## PROVIDED ENTRIES
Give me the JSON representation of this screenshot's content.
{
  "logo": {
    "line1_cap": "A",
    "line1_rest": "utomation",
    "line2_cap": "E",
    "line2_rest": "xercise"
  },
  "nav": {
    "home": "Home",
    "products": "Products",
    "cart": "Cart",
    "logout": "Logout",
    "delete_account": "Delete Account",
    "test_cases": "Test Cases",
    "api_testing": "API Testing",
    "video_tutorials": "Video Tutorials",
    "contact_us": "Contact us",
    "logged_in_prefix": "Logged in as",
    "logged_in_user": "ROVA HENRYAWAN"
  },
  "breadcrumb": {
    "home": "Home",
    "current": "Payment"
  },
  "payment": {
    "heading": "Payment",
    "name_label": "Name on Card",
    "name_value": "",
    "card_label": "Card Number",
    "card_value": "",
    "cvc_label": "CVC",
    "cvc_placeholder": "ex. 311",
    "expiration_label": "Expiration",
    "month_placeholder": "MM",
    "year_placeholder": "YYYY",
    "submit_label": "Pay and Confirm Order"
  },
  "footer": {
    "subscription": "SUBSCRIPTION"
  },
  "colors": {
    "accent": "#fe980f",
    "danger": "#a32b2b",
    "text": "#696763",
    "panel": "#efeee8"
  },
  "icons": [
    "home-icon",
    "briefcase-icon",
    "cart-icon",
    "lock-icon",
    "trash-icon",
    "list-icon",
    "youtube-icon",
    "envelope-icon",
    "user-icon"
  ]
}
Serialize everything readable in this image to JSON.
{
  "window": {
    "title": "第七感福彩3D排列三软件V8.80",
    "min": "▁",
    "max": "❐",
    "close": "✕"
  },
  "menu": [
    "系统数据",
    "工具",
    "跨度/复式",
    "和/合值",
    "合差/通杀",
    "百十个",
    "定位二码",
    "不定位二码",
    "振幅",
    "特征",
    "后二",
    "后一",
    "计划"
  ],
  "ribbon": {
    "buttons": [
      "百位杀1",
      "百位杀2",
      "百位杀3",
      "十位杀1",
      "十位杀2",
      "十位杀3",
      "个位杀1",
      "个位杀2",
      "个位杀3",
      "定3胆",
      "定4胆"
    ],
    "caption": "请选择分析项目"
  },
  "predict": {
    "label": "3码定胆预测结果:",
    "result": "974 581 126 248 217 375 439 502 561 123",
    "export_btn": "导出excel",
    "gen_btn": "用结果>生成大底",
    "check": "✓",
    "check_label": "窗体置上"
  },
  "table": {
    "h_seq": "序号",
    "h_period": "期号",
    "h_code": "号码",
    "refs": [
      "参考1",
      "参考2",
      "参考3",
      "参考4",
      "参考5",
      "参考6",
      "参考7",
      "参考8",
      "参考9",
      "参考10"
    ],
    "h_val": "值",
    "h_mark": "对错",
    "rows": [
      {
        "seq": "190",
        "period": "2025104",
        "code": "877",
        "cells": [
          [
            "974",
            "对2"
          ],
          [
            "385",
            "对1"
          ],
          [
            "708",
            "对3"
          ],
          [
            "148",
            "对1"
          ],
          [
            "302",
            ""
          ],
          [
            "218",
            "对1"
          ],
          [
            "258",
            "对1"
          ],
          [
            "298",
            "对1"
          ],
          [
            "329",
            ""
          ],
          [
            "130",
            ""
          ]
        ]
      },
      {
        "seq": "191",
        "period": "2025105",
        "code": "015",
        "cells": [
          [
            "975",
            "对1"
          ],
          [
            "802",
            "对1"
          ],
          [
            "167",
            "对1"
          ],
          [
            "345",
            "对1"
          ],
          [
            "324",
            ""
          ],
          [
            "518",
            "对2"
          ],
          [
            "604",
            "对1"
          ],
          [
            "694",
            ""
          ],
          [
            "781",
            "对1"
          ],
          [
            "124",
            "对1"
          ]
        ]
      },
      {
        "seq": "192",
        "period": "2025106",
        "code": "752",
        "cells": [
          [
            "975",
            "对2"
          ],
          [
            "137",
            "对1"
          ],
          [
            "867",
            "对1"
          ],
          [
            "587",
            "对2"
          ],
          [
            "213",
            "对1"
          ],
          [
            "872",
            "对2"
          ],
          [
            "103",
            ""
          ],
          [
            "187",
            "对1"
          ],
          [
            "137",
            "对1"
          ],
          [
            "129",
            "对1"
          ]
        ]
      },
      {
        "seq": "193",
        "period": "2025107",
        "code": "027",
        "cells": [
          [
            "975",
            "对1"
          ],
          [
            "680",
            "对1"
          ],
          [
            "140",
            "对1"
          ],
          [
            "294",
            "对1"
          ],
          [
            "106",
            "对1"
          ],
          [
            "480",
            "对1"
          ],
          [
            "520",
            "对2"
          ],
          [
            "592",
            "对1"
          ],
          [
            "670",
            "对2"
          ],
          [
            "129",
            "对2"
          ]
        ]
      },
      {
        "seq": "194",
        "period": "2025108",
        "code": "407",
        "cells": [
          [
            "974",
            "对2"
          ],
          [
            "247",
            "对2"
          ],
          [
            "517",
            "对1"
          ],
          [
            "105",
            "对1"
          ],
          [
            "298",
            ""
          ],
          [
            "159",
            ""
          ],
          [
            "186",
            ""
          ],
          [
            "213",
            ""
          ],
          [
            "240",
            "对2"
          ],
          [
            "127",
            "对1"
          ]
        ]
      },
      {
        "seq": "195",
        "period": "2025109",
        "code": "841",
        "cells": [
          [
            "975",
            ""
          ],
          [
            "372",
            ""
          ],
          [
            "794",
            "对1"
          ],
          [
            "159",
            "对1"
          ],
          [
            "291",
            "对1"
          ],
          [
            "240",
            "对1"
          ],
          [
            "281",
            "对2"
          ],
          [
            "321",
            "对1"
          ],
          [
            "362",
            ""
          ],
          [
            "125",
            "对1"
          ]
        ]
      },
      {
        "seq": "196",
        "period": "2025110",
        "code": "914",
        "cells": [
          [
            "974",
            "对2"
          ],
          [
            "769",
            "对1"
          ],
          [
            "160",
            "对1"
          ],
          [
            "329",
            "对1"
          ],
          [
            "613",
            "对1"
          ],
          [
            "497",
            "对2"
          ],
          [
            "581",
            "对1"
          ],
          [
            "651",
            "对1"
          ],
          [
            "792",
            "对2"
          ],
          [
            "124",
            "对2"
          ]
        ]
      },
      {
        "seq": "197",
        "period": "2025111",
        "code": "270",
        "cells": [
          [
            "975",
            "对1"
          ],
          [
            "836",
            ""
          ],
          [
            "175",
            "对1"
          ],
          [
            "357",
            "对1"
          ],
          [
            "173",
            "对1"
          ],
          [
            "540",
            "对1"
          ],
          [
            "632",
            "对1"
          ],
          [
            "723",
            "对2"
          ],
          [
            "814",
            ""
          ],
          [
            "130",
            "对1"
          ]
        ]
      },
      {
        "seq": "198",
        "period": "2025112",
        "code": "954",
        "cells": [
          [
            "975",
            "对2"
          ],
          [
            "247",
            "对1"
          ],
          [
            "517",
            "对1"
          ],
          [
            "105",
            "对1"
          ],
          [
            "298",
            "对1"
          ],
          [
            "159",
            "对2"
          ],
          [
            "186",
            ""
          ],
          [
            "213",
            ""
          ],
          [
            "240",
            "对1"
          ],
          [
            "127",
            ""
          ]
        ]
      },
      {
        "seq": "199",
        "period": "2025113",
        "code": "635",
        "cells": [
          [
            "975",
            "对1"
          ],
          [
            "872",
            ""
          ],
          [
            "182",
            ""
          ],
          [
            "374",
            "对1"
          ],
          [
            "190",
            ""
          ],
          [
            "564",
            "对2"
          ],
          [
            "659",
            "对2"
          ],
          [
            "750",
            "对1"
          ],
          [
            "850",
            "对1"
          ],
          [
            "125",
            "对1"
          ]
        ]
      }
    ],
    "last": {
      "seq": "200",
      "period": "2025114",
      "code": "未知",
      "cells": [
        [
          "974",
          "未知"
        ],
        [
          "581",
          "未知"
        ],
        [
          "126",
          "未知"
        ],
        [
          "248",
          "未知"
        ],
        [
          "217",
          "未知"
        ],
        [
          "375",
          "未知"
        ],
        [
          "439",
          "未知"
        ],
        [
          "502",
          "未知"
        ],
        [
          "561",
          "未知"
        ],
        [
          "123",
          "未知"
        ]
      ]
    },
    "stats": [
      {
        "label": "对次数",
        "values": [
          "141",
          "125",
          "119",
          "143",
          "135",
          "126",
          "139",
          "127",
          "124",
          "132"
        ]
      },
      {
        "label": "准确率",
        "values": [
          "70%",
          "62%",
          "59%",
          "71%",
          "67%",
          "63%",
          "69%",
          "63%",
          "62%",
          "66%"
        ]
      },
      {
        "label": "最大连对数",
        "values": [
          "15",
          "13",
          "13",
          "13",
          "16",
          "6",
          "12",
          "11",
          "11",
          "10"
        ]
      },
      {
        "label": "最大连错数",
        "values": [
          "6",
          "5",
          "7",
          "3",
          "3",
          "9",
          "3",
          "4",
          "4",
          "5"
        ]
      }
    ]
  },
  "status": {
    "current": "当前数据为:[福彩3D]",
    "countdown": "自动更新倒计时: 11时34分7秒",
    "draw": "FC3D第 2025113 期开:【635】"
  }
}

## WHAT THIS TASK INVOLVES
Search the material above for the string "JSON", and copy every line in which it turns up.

## COMPLETED EXERCISE
Give me the JSON representation of this screenshot's content.
Serialize everything readable in this image to JSON.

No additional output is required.